TASK TO CARRY OUT: For the records below, say how many lines contain the string "JSON". Give no other text.

DATA RECORDS:

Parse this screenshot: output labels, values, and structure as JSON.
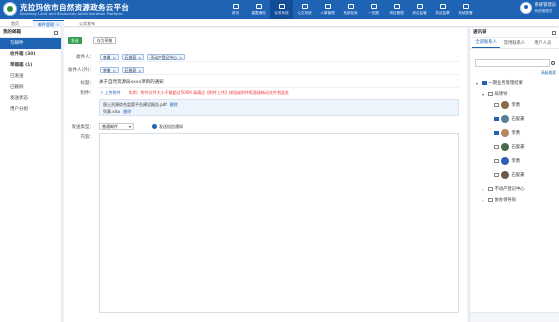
{
  "header": {
    "title": "克拉玛依市自然资源政务云平台",
    "subtitle": "Karamay Land and Resources Administration Platform",
    "nav": [
      "首页",
      "重要通知",
      "业务系统",
      "公文系统",
      "人事管理",
      "系统检索",
      "一张图",
      "项目管理",
      "综合监管",
      "执法监察",
      "系统配置"
    ],
    "active_nav_index": 2,
    "user": {
      "name": "系统管理员",
      "subtitle": "系统管理员"
    }
  },
  "tabs": [
    {
      "label": "首页",
      "closable": false
    },
    {
      "label": "邮件管理",
      "closable": true,
      "active": true
    },
    {
      "label": "公文发布",
      "closable": false
    }
  ],
  "sidebar": {
    "title": "我的邮箱",
    "items": [
      {
        "label": "写邮件",
        "active": true
      },
      {
        "label": "收件箱 (30)",
        "bold": true
      },
      {
        "label": "草稿箱 (1)",
        "bold": true
      },
      {
        "label": "已发送"
      },
      {
        "label": "已删除"
      },
      {
        "label": "发送状态"
      },
      {
        "label": "用户分组"
      }
    ]
  },
  "compose": {
    "send_label": "发送",
    "draft_label": "存为草稿",
    "recipient_label": "收件人：",
    "recipients": [
      "李勇",
      "石俊豪",
      "不动产登记中心"
    ],
    "cc_label": "收件人(外)：",
    "cc": [
      "李勇",
      "石俊豪"
    ],
    "subject_label": "标题：",
    "subject": "关于自然资源局xxxx项目的通知",
    "attach_label": "附件：",
    "upload_label": "上传附件",
    "upload_tip": "实例：附件文件大小不能超过500M    请通过【附件上传】按钮或附件框直接拖动文件到此处",
    "files": [
      {
        "name": "国土资源综合监管平台建设报告.pdf",
        "delete_label": "删除"
      },
      {
        "name": "列表.xlsx",
        "delete_label": "删除"
      }
    ],
    "send_type_label": "发送类型：",
    "send_type_value": "普通邮件",
    "notify_label": "发送短信通知",
    "content_label": "内容："
  },
  "contacts": {
    "title": "通讯录",
    "tabs": [
      "全部联系人",
      "常用联系人",
      "用户人员"
    ],
    "active_tab_index": 0,
    "filter_label": "高级搜索",
    "tree": [
      {
        "label": "一期业务受理结果",
        "level": 0,
        "checked": true,
        "expanded": true
      },
      {
        "label": "局领导",
        "level": 1,
        "checked": false,
        "expanded": true
      },
      {
        "label": "李勇",
        "level": 2,
        "checked": false,
        "face_color": "#8b6b4a"
      },
      {
        "label": "石俊豪",
        "level": 2,
        "checked": true,
        "face_color": "#5a7d9a"
      },
      {
        "label": "李勇",
        "level": 2,
        "checked": true,
        "face_color": "#b58763"
      },
      {
        "label": "石俊豪",
        "level": 2,
        "checked": false,
        "face_color": "#4a6a4e"
      },
      {
        "label": "李勇",
        "level": 2,
        "checked": false,
        "face_color": "#2f5fb3"
      },
      {
        "label": "石俊豪",
        "level": 2,
        "checked": false,
        "face_color": "#6c5a4a"
      },
      {
        "label": "不动产登记中心",
        "level": 1,
        "checked": false,
        "expanded": false
      },
      {
        "label": "协办领导局",
        "level": 1,
        "checked": false,
        "expanded": false
      }
    ]
  }
}
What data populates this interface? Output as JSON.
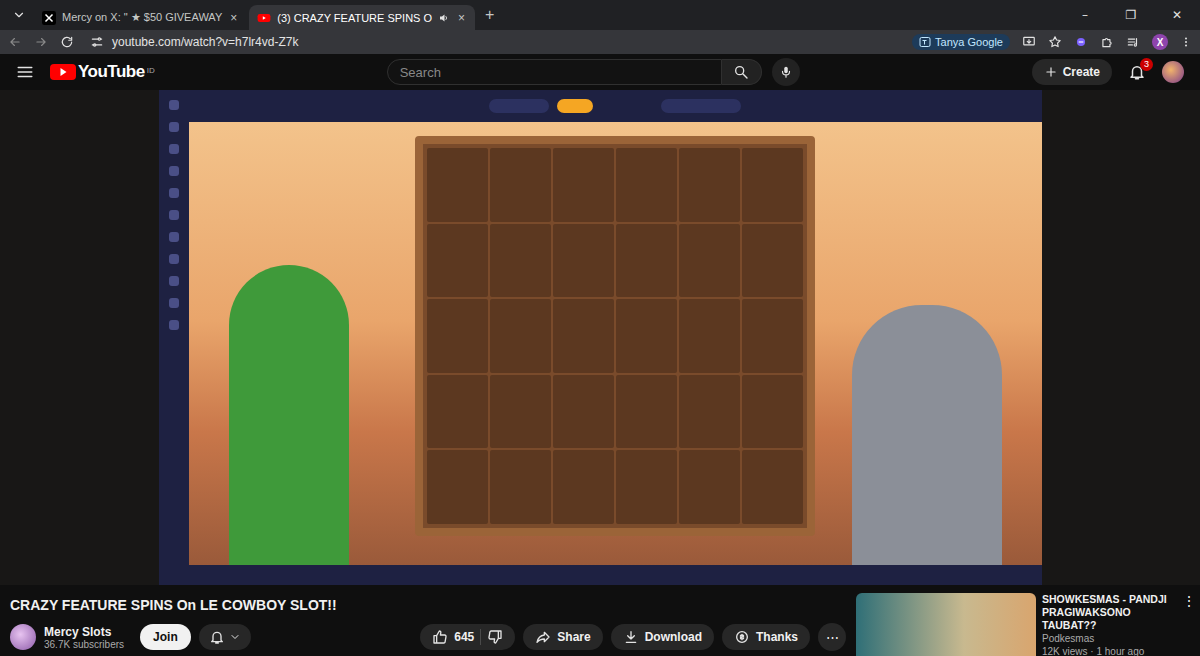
{
  "browser": {
    "tabs": [
      {
        "label": "Mercy on X: \" ★ $50 GIVEAWAY",
        "close": "×",
        "selected": false
      },
      {
        "label": "(3) CRAZY FEATURE SPINS O",
        "close": "×",
        "selected": true
      }
    ],
    "new_tab": "+",
    "address": "youtube.com/watch?v=h7lr4vd-Z7k",
    "profile_chip": "Tanya Google",
    "profile_initial": "X",
    "window_controls": [
      "–",
      "❐",
      "✕"
    ]
  },
  "youtube": {
    "logo": "YouTube",
    "region": "ID",
    "search": {
      "placeholder": "Search"
    },
    "create": "Create",
    "notifications": "3"
  },
  "video": {
    "title": "CRAZY FEATURE SPINS On LE COWBOY SLOT!!",
    "channel": "Mercy Slots",
    "subscribers": "36.7K subscribers",
    "join": "Join",
    "likes": "645",
    "actions": [
      "Share",
      "Download",
      "Thanks"
    ],
    "more": "⋯"
  },
  "recommended": [
    {
      "title": "SHOWKESMAS - PANDJI PRAGIWAKSONO TAUBAT??",
      "channel": "Podkesmas",
      "meta": "12K views · 1 hour ago",
      "more": "⋮"
    }
  ]
}
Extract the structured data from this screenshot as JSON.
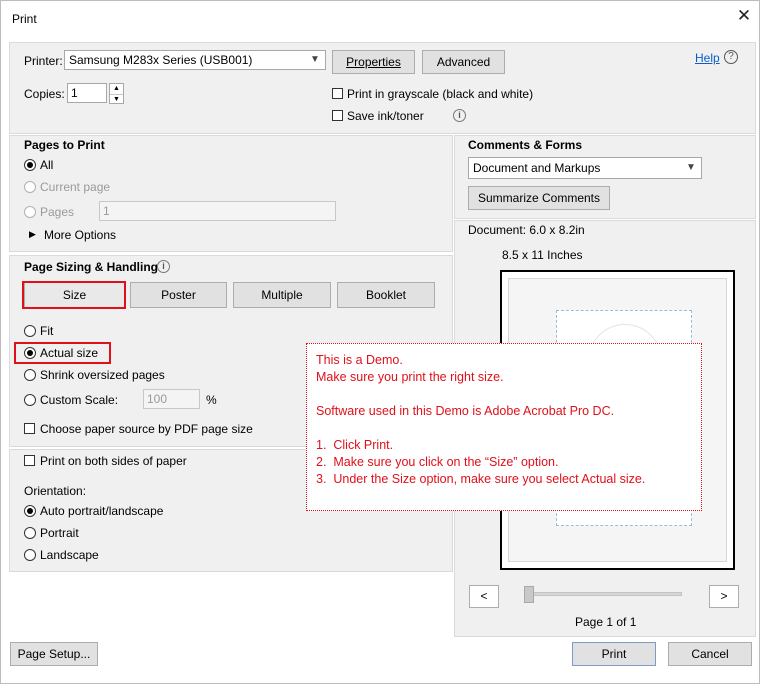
{
  "window": {
    "title": "Print"
  },
  "header": {
    "printer_label": "Printer:",
    "printer_value": "Samsung M283x Series (USB001)",
    "properties_label": "Properties",
    "advanced_label": "Advanced",
    "help_label": "Help",
    "copies_label": "Copies:",
    "copies_value": "1",
    "grayscale_label": "Print in grayscale (black and white)",
    "save_ink_label": "Save ink/toner"
  },
  "pages_to_print": {
    "title": "Pages to Print",
    "all_label": "All",
    "current_page_label": "Current page",
    "pages_label": "Pages",
    "pages_value": "1",
    "more_options_label": "More Options"
  },
  "page_sizing": {
    "title": "Page Sizing & Handling",
    "tabs": [
      "Size",
      "Poster",
      "Multiple",
      "Booklet"
    ],
    "fit_label": "Fit",
    "actual_size_label": "Actual size",
    "shrink_label": "Shrink oversized pages",
    "custom_scale_label": "Custom Scale:",
    "custom_scale_value": "100",
    "percent_label": "%",
    "paper_source_label": "Choose paper source by PDF page size"
  },
  "both_sides": {
    "label": "Print on both sides of paper"
  },
  "orientation": {
    "title": "Orientation:",
    "auto_label": "Auto portrait/landscape",
    "portrait_label": "Portrait",
    "landscape_label": "Landscape"
  },
  "comments_forms": {
    "title": "Comments & Forms",
    "value": "Document and Markups",
    "summarize_label": "Summarize Comments"
  },
  "preview": {
    "document_label": "Document: 6.0 x 8.2in",
    "paper_label": "8.5 x 11 Inches",
    "prev_label": "<",
    "next_label": ">",
    "page_label": "Page 1 of 1"
  },
  "footer": {
    "page_setup_label": "Page Setup...",
    "print_label": "Print",
    "cancel_label": "Cancel"
  },
  "demo_note": {
    "line1": "This is a Demo.",
    "line2": "Make sure you print the right size.",
    "line3": "Software used in this Demo is Adobe Acrobat Pro DC.",
    "step1": "1.  Click Print.",
    "step2": "2.  Make sure you click on the “Size” option.",
    "step3": "3.  Under the Size option, make sure you select Actual size."
  },
  "colors": {
    "highlight": "#e0101a",
    "link": "#0b5ec9",
    "panel": "#f0f0f0"
  }
}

ANSWER SECTION: 3